Florida has no strict rule on rent increase notice and Miami doesn't have any local laws applying to rent control.
But, there are still other guidelines to keep in mind regarding for example:
A) When to raise the rent in the first place.
B) The right and wrong time to raise your tenant's rent.
In this article, you'll learn about how and when to raise the rent of your Miami rental property.
What are the reasons for raising the rent?
Let's take a look at some of the possible reasons why you'd need to raise the rent:
Remodeling and other significant improvements justify an increase in rent. Improvements increase the property's value. The monthly rent should reflect this change.
Insurance fees. Property management costs. Taxes. There are many expenses that could increase during the tenancy. Whatever the expense, you need to increase the rent accordingly.
Check the rental prices in the area. If you notice that similar properties ask more, reconsider the monthly price you charge.
The period between two tenants is the most popular time for raising the rent. Take a look at the market and consider increasing your rent price.
What should I know about raising the rent in Miami?
Some states have strict rent increase laws. Florida isn't one of them. You can raise the rent with limited notice. Usually, you aren't able to raise the rent on a lease that's for a year or more. That is, until the lease ends which is stated in the lease agreement. However, agreements do exist that have provisions about rent increase during the tenancy period.
A month-to-month agreement renews at each month's end. In this case, you are able to raise the rent in the shortest notice of 15 days. The laws in Florida regulate the rules for notice delivery, though. You need to mail or personally deliver the rent increase notice. If your tenant isn't at the property, you can post the notice at the property.
Remember that your tenants may reject the rent increase. In this case, they can remain there until the tenancy ends. The tenants just need to properly pay the current rent.
Another aspect is the rent increase that falls under discriminatory or retaliatory reasons. For example, retaliatory reasons include raising the rent because your tenant requests maintenance. Or they report any code violations. Rent isn't a tool for getting revenge.
Discriminatory practices are a serious problem. You have to make sure that you don't raise the rent for the following reasons:
- Having underage children
- Marital status
- Mental or physical differences
- Military discharge (the unfavorable kind)
- Sexual orientation
- Race, ancestry, or national origin
Consider looking at the Fair Housing Act more thoroughly to avoid legal problems in the future.
Which improvements call for a rent increase?
Improvements on the property give a solid base for rent increase.
Appliances and services
Leasing appliances appeals to many tenants. For example, you could lease an oven, washer, or even a TV-set. Some landlords offer to include services in rent as well. These could include a landline phone and cable TV. Taking care of them as a bundle saves your tenant's time and makes their life easier.
Do you have a large unit?
Sometimes you are able to divide your property into multiple units. You can have a mix of short-term and long-term rental units.
Fresh paint? Brand new fixtures?
Improvements like these may seem basic but if the simple upgrades enhance the tenants' living experience, it's a reason to raise the rent.
How much should you raise the rent?
There are many approaches to tackling this question:
What's the return you want to get on the rental property investment?
How much are your annual expenses?
It is recommended to put all the data on a spreadsheet to help you come up with answers to the previous questions.
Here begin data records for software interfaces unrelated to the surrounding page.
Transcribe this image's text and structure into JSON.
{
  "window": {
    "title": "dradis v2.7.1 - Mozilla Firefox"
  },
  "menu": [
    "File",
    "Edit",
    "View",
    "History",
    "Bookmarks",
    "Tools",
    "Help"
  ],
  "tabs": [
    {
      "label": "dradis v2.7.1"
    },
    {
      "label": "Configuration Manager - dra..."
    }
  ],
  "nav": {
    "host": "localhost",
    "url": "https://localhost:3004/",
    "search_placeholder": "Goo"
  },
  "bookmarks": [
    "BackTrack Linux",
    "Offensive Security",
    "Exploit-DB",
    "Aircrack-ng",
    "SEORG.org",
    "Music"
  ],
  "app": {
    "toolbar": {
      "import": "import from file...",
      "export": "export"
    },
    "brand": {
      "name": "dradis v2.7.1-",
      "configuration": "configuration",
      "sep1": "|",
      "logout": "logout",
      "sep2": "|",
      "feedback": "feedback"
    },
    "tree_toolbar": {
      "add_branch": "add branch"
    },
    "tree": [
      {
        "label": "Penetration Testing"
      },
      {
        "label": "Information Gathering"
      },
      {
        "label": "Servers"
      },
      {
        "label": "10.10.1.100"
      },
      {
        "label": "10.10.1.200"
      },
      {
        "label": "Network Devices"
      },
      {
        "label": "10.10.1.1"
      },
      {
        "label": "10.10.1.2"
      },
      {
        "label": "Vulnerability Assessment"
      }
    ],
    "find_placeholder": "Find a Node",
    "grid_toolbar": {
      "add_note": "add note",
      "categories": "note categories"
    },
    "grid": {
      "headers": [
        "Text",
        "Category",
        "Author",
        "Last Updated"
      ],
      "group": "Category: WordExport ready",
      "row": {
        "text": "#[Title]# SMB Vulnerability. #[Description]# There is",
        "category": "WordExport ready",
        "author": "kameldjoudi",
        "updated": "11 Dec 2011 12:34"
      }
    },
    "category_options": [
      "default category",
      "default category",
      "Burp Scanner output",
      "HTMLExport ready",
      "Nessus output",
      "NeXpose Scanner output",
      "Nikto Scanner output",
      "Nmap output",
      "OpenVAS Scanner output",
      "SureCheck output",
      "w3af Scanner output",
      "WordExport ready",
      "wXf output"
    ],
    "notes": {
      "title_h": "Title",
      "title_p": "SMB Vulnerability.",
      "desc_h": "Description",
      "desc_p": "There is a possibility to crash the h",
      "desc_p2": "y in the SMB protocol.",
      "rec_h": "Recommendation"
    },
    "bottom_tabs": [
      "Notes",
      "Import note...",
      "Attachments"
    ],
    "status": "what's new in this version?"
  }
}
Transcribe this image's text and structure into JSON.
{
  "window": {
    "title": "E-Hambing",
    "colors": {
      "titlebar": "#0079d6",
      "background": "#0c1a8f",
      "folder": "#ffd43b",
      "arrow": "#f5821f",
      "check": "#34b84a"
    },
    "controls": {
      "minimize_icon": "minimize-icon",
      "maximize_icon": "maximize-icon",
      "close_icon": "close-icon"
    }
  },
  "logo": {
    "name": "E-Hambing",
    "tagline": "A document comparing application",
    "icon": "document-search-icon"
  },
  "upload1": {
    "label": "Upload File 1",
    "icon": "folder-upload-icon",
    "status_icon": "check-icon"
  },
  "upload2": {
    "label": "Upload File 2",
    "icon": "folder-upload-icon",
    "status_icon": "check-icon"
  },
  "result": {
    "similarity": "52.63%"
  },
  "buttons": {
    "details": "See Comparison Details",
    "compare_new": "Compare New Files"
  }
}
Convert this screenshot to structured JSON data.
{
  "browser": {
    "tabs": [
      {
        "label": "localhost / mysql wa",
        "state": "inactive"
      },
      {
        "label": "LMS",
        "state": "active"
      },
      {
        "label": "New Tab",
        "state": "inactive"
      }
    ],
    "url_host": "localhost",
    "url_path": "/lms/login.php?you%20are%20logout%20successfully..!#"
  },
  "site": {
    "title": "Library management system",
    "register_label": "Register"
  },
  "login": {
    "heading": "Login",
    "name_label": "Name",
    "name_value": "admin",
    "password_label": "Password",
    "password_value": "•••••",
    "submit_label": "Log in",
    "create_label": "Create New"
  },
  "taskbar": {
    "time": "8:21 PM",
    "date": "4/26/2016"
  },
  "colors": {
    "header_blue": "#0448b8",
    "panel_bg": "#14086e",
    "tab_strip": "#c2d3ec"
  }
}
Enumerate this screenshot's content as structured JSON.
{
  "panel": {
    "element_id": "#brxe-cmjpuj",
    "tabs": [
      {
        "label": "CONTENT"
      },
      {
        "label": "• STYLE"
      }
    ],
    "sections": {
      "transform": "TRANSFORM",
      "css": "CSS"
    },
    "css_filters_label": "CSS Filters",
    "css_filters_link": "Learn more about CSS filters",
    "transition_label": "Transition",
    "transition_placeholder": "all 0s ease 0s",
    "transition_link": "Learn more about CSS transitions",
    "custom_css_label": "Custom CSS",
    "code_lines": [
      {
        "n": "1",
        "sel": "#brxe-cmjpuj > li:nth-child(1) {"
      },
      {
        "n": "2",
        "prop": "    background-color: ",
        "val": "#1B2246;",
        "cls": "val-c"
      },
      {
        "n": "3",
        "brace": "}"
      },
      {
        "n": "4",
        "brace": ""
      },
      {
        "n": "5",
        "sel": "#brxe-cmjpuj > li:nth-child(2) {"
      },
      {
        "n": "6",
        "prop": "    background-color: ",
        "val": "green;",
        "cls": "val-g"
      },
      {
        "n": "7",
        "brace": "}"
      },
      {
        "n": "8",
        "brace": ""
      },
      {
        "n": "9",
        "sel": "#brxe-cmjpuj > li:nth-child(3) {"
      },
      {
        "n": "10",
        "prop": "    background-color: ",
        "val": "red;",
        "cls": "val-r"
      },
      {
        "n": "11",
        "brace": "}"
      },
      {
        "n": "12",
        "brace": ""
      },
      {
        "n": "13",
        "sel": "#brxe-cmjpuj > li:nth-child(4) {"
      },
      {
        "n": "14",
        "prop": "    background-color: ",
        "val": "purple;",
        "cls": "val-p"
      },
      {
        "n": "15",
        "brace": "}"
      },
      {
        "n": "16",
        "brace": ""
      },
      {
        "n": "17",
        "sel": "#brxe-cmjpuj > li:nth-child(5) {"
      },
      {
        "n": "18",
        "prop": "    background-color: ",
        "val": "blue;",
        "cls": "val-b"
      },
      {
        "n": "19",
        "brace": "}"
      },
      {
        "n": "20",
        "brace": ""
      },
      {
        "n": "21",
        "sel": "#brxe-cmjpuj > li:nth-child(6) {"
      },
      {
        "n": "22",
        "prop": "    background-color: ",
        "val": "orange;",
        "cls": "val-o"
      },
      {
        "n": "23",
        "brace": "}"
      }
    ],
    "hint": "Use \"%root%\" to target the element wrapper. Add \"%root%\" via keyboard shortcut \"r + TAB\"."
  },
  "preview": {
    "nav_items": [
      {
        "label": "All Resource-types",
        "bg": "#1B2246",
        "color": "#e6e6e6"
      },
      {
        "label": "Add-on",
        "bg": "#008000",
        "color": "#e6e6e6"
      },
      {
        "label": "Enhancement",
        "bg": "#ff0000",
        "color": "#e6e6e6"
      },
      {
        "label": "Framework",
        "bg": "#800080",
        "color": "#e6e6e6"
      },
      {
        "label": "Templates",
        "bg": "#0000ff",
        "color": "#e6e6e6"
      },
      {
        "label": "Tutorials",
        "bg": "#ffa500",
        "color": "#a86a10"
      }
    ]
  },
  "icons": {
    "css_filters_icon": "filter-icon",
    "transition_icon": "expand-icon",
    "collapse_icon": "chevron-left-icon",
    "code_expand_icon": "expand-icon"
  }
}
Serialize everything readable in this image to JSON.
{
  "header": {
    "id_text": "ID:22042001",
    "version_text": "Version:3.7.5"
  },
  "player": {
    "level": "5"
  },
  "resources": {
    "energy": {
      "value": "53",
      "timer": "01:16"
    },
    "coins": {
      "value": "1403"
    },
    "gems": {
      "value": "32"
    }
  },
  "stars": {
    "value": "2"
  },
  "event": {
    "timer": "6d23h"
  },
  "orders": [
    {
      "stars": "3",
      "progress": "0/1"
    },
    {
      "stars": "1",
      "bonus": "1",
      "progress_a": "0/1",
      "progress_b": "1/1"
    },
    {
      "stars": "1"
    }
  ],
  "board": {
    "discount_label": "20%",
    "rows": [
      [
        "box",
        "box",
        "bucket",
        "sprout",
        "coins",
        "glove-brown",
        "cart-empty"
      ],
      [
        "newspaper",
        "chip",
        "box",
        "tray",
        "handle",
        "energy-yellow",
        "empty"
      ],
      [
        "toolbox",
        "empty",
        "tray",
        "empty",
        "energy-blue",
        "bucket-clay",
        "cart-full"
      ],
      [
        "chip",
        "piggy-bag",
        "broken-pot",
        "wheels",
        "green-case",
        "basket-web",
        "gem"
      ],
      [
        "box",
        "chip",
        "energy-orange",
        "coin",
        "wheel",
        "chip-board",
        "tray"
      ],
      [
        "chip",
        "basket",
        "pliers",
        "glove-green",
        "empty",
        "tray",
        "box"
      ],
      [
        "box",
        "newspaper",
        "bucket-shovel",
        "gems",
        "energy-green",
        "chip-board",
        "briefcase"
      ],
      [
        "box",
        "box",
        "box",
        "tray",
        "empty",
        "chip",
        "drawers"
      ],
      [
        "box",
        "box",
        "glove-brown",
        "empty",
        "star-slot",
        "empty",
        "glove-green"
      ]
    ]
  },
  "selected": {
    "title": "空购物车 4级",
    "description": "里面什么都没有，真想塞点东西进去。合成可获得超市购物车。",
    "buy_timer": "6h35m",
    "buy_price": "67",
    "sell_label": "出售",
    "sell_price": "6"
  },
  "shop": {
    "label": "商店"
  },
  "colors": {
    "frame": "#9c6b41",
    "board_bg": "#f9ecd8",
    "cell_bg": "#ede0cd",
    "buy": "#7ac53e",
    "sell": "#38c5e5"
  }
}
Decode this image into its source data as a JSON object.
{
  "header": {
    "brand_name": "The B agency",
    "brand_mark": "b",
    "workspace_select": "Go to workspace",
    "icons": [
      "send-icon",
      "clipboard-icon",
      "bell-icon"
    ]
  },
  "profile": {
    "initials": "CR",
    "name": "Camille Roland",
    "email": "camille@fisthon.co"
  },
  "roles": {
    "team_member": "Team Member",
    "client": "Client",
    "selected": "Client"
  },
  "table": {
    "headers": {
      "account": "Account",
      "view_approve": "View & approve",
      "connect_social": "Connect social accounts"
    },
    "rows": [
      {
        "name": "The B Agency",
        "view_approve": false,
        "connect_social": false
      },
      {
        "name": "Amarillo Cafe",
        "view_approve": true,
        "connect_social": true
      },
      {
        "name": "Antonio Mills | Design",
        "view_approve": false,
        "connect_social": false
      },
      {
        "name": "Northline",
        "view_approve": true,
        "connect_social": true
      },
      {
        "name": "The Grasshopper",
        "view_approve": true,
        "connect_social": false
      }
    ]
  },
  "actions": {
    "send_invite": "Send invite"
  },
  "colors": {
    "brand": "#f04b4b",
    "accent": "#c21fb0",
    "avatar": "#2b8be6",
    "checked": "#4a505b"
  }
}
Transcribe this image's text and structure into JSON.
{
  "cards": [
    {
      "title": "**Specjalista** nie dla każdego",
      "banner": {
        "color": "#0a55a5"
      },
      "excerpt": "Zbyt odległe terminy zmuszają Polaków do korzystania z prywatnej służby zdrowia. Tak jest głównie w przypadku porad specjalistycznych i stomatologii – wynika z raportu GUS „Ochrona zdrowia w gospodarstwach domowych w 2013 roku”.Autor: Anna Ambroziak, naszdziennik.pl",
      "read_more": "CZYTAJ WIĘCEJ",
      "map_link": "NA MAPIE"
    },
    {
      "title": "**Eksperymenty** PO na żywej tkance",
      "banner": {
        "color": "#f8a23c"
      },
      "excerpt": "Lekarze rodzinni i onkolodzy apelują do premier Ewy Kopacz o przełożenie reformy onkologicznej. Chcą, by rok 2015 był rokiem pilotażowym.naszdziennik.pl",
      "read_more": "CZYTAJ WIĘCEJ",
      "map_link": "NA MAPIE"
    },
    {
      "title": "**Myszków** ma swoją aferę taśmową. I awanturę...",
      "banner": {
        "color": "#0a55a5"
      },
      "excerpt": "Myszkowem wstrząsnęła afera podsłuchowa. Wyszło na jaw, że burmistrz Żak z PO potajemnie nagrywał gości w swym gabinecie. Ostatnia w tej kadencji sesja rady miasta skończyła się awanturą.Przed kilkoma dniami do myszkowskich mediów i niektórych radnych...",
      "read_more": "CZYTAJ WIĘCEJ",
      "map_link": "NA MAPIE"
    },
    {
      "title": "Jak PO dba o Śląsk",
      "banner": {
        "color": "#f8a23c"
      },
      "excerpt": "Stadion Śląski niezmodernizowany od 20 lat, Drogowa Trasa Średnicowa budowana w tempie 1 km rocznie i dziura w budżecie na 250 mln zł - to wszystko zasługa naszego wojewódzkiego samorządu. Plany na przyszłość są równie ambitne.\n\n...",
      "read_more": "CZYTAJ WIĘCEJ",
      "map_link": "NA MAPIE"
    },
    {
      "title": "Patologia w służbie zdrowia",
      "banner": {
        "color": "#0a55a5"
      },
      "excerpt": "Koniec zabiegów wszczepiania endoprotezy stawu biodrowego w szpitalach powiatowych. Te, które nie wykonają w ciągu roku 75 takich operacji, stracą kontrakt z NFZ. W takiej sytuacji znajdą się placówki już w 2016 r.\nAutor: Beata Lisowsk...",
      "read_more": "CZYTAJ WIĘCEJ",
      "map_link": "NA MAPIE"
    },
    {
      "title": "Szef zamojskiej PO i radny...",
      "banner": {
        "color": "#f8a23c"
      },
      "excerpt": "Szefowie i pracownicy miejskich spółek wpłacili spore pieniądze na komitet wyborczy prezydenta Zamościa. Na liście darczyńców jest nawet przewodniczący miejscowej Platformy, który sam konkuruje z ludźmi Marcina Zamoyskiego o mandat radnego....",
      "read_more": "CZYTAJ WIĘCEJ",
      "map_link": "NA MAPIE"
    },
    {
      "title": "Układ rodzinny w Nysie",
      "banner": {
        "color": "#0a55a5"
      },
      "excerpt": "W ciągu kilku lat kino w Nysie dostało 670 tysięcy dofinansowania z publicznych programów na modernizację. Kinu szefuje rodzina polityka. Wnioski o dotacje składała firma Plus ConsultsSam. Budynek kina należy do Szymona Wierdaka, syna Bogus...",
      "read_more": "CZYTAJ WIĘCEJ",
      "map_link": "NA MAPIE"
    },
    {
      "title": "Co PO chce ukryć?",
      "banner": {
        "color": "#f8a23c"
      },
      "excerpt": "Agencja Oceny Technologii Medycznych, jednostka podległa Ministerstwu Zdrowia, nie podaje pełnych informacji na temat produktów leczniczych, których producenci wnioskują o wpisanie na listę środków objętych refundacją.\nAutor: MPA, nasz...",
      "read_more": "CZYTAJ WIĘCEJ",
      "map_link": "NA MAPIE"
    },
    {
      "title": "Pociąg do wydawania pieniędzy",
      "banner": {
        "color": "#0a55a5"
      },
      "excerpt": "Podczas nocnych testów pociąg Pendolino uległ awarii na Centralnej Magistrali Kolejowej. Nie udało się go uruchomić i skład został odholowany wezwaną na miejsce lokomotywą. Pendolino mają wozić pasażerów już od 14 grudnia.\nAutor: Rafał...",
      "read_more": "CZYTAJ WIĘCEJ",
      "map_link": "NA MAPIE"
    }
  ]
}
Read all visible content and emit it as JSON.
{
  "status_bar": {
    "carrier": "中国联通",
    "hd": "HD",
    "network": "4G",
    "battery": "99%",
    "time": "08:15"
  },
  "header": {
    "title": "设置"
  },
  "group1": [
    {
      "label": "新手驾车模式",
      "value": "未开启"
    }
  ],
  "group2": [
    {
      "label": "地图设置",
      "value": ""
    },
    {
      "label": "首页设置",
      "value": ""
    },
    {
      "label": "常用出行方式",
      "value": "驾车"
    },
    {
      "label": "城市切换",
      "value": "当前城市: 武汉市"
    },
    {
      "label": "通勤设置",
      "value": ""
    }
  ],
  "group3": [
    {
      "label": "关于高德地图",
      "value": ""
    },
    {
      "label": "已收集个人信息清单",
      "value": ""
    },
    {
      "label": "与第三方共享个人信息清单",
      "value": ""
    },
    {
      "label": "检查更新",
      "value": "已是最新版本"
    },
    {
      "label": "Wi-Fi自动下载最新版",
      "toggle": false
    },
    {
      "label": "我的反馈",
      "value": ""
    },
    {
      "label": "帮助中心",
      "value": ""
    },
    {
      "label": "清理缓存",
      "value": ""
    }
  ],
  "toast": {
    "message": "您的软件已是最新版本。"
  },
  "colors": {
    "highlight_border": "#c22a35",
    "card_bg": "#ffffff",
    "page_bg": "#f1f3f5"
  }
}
Plug-in various monthly rent options to see how these play out.
Do a lot of research before setting the rent price. Browse online real estate rental sites to see prices for your property's location. It's useful to chat with the other landlords as well. Knowing the current market conditions is essential.
It's better to start high than low. You can always adjust your rent when you find out that it's too high for the market.
But it's not something you could do the other way around. If your price is too low to start with, then you won't get a chance to increase the price.
The bottom line: raising the rent on your Miami rental property
There are many reasons why you should raise the rent of your Miami rental property. Increasing expenses and investments in improvements stand for solid reasons.
Factor in the expenses and expected return. Do adequate research to ensure your rental price reflects the current market. It's always better to start high and negotiate the price down. It doesn't work the other way around.